"The Sessions - Wenn Worte berühren" is based on the essay "On Seeing a Sex Surrogate", which Mark O'Brien published in an American magazine in the 80s. Based on the article, O'Brien's autobiography and numerous conversations with his partner Susan Fernbach and Cheryl Cohen-Greene, filmmaker Ben Lewin has created a very moving film that strikes the perfect balance between life-affirming humor and emotional drama.
John Hawkes, who has made a name for himself as a character actor with films like "Winter's Bone" or "Martha Marcy May Marlene", delivers a performance that is as impressive as it is wonderful with his portrayal of a severely handicapped man who, despite his difficult life situation, has never lost his optimism and humor. His game does not aim to develop compassion for Mark, but to be infected by his zest for life and his charm. And he succeeds more than credibly.
What really makes the film special, however, is its completely relaxed approach to the topic of sex and the needs of disabled people, which are often regarded as taboo, especially for an American film. Both the conversations about sex and the nude scenes are staged in a completely natural way, without obviously provoking or being voyeuristic.
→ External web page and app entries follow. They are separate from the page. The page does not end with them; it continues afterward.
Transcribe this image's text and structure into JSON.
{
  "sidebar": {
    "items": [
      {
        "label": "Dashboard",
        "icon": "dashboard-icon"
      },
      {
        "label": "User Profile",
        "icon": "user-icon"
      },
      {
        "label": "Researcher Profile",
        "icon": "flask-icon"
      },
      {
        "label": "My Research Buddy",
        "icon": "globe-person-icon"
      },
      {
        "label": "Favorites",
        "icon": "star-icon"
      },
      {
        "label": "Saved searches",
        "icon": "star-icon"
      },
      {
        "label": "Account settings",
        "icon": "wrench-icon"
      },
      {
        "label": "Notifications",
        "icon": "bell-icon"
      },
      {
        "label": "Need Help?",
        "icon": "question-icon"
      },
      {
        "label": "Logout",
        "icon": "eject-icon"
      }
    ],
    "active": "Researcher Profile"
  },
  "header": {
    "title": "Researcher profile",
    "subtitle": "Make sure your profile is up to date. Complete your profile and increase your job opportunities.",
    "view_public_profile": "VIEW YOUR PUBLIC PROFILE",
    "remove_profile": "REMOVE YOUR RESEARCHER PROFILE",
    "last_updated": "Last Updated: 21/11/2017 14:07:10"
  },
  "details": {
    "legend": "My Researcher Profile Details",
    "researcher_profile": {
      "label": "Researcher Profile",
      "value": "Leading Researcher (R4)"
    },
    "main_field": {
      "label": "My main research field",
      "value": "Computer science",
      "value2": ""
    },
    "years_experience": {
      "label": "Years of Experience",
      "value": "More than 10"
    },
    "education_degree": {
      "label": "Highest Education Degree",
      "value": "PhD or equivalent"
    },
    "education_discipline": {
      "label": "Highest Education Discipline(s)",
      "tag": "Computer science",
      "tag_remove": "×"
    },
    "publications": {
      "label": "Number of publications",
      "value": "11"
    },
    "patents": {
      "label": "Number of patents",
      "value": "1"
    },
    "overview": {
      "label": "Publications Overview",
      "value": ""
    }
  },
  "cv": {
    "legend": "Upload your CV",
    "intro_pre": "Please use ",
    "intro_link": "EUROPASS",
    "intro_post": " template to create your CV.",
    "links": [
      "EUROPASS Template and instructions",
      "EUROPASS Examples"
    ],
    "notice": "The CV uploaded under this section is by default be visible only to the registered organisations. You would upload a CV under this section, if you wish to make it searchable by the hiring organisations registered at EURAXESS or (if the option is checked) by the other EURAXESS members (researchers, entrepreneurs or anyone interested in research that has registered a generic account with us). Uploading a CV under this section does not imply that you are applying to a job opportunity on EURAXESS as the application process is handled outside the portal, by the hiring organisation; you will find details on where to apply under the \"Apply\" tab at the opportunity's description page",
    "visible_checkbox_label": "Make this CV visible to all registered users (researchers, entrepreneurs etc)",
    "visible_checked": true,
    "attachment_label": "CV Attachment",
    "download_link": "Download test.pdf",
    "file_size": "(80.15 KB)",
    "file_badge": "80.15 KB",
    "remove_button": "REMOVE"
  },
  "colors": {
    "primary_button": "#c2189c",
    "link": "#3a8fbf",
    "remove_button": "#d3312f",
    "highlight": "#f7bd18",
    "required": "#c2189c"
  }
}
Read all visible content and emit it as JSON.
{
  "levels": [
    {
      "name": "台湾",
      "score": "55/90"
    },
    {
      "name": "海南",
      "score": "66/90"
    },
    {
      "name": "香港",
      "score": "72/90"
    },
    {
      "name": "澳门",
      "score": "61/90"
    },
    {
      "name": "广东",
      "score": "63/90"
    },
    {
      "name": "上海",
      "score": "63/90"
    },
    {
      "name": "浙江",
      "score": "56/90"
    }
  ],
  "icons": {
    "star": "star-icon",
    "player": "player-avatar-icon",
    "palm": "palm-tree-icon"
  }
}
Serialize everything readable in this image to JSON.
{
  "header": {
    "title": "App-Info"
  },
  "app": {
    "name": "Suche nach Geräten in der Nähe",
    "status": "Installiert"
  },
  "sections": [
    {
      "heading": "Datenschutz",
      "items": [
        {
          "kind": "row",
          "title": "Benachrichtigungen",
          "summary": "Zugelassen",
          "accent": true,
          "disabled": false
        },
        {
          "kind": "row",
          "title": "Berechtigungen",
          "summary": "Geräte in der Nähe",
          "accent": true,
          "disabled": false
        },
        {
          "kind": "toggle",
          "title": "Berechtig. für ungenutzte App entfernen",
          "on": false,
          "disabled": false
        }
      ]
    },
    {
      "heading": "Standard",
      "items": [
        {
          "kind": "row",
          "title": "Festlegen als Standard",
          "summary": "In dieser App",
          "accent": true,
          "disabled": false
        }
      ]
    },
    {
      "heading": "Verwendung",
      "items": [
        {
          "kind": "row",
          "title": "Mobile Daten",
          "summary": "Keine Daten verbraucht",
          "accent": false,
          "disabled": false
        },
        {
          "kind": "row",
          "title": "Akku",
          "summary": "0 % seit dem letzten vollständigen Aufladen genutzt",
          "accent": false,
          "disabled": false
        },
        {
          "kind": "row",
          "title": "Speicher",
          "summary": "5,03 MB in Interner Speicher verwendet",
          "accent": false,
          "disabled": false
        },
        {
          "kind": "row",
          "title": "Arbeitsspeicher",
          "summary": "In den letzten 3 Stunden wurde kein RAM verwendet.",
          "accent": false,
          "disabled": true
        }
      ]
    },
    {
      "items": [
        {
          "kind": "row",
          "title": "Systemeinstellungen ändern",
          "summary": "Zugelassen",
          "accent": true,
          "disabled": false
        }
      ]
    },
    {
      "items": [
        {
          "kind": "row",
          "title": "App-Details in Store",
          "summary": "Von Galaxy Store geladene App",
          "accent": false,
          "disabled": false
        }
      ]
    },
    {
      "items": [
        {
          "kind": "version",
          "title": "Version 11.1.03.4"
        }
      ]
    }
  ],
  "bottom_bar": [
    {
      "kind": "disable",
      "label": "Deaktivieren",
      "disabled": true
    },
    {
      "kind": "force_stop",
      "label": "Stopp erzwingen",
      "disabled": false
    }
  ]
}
Helen Hunt, at the age of almost 50, is just about to take off her clothes with the natural ease that is necessary to make her portrayal of the sex therapist credible. Lewin and his actors circumnavigate every threatening cliff in the very sensitively staged scenes, which would have made the film embarrassing, cramped or even ridiculous.
"The Sessions - When words touch" is very sad in many moments. Especially since Hawkes makes it clear with his looks that Mark doesn't really long for sex that much, but just for love and a kind of normal relationship, which he will never be able to have, there is a certain heaviness about the whole movie, which Lewin, however, manages to break up through the targeted use of restrained, yet quite wonderful humor. The moving story of Mark O'Brien, who died in 1999, is not a depressing, bulky art cinema, but a magical feel-good film that touches not only the heart but also the laugh muscles. And there's one more than deserved for that: worth seeing!
Picture + sound: While the sound is rather reserved due to the genre and mainly takes place in the central area, the very clean picture pleases with a very atmospheric coloration and a good overall sharpness, which can also convince with the representation of smaller details. Good.
Extras: As a bonus there are three short documentaries about John Hawkes (about 4:16 min.), Helen Hunt (about 4:05 min.) and about "The Woman Mark O'Brien Loved" (about 4:15 min.). Not uninteresting, but too little to get a deeper insight into the shooting and the real backgrounds.
Fazit: "The Sessions - Wenn Worte berühren" is a sensitive drama, whose well-measured humor and refreshing nonchalance in combination with the good performances of the actors result in a magical feel-good film, which touches, but also amuses. For friends of the demanding American independent cinema this DVD is therefore also: absolutely recommendable!
An article by Frankfurt-Tipp